▶ Your assignment:
Give back the records in full, with every line exactly as it was.

Dataset rows for apps and sites:
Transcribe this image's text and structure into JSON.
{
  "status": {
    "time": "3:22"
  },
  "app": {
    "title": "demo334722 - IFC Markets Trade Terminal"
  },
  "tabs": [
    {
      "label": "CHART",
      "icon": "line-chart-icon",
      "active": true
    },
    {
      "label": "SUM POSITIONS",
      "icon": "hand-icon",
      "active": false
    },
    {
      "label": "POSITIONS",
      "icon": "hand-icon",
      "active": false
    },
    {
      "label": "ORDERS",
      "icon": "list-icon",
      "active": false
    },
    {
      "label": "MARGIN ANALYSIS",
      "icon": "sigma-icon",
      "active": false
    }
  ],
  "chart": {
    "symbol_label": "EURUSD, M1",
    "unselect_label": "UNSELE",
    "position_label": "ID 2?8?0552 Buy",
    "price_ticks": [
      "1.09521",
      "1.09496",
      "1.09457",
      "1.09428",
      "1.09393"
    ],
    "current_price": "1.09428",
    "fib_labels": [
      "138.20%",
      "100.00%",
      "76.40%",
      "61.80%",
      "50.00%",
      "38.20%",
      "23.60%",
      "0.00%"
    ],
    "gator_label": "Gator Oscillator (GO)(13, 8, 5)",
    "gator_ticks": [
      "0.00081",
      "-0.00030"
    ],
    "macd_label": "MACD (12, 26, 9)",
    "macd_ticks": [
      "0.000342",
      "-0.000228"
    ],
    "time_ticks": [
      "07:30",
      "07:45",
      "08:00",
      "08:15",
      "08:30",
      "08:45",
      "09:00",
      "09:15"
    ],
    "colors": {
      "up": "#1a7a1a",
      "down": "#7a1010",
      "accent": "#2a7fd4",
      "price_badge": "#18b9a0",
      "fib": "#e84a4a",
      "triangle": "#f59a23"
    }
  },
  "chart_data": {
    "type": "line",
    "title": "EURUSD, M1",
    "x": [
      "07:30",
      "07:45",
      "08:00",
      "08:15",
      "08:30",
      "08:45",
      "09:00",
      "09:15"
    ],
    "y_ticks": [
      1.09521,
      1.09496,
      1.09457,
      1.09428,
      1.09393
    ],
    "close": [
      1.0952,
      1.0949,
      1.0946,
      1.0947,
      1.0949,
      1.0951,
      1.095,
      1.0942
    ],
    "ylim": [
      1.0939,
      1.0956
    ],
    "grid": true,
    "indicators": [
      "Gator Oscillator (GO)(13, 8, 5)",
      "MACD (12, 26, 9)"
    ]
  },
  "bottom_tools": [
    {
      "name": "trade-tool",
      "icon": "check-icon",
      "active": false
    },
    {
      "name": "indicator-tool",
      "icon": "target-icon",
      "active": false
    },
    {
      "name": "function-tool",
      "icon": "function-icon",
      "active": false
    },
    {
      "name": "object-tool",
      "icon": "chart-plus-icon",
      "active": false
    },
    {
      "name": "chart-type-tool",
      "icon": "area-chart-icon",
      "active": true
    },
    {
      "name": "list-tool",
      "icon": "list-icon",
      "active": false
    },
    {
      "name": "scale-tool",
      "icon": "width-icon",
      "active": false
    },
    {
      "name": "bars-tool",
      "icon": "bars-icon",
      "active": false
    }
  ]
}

▶ Response for this exercise:
Transcribe this image's text and structure into JSON.
{
  "status": {
    "time": "3:22"
  },
  "app": {
    "title": "demo334722 - IFC Markets Trade Terminal"
  },
  "tabs": [
    {
      "label": "CHART",
      "icon": "line-chart-icon",
      "active": true
    },
    {
      "label": "SUM POSITIONS",
      "icon": "hand-icon",
      "active": false
    },
    {
      "label": "POSITIONS",
      "icon": "hand-icon",
      "active": false
    },
    {
      "label": "ORDERS",
      "icon": "list-icon",
      "active": false
    },
    {
      "label": "MARGIN ANALYSIS",
      "icon": "sigma-icon",
      "active": false
    }
  ],
  "chart": {
    "symbol_label": "EURUSD, M1",
    "unselect_label": "UNSELE",
    "position_label": "ID 2?8?0552 Buy",
    "price_ticks": [
      "1.09521",
      "1.09496",
      "1.09457",
      "1.09428",
      "1.09393"
    ],
    "current_price": "1.09428",
    "fib_labels": [
      "138.20%",
      "100.00%",
      "76.40%",
      "61.80%",
      "50.00%",
      "38.20%",
      "23.60%",
      "0.00%"
    ],
    "gator_label": "Gator Oscillator (GO)(13, 8, 5)",
    "gator_ticks": [
      "0.00081",
      "-0.00030"
    ],
    "macd_label": "MACD (12, 26, 9)",
    "macd_ticks": [
      "0.000342",
      "-0.000228"
    ],
    "time_ticks": [
      "07:30",
      "07:45",
      "08:00",
      "08:15",
      "08:30",
      "08:45",
      "09:00",
      "09:15"
    ],
    "colors": {
      "up": "#1a7a1a",
      "down": "#7a1010",
      "accent": "#2a7fd4",
      "price_badge": "#18b9a0",
      "fib": "#e84a4a",
      "triangle": "#f59a23"
    }
  },
  "chart_data": {
    "type": "line",
    "title": "EURUSD, M1",
    "x": [
      "07:30",
      "07:45",
      "08:00",
      "08:15",
      "08:30",
      "08:45",
      "09:00",
      "09:15"
    ],
    "y_ticks": [
      1.09521,
      1.09496,
      1.09457,
      1.09428,
      1.09393
    ],
    "close": [
      1.0952,
      1.0949,
      1.0946,
      1.0947,
      1.0949,
      1.0951,
      1.095,
      1.0942
    ],
    "ylim": [
      1.0939,
      1.0956
    ],
    "grid": true,
    "indicators": [
      "Gator Oscillator (GO)(13, 8, 5)",
      "MACD (12, 26, 9)"
    ]
  },
  "bottom_tools": [
    {
      "name": "trade-tool",
      "icon": "check-icon",
      "active": false
    },
    {
      "name": "indicator-tool",
      "icon": "target-icon",
      "active": false
    },
    {
      "name": "function-tool",
      "icon": "function-icon",
      "active": false
    },
    {
      "name": "object-tool",
      "icon": "chart-plus-icon",
      "active": false
    },
    {
      "name": "chart-type-tool",
      "icon": "area-chart-icon",
      "active": true
    },
    {
      "name": "list-tool",
      "icon": "list-icon",
      "active": false
    },
    {
      "name": "scale-tool",
      "icon": "width-icon",
      "active": false
    },
    {
      "name": "bars-tool",
      "icon": "bars-icon",
      "active": false
    }
  ]
}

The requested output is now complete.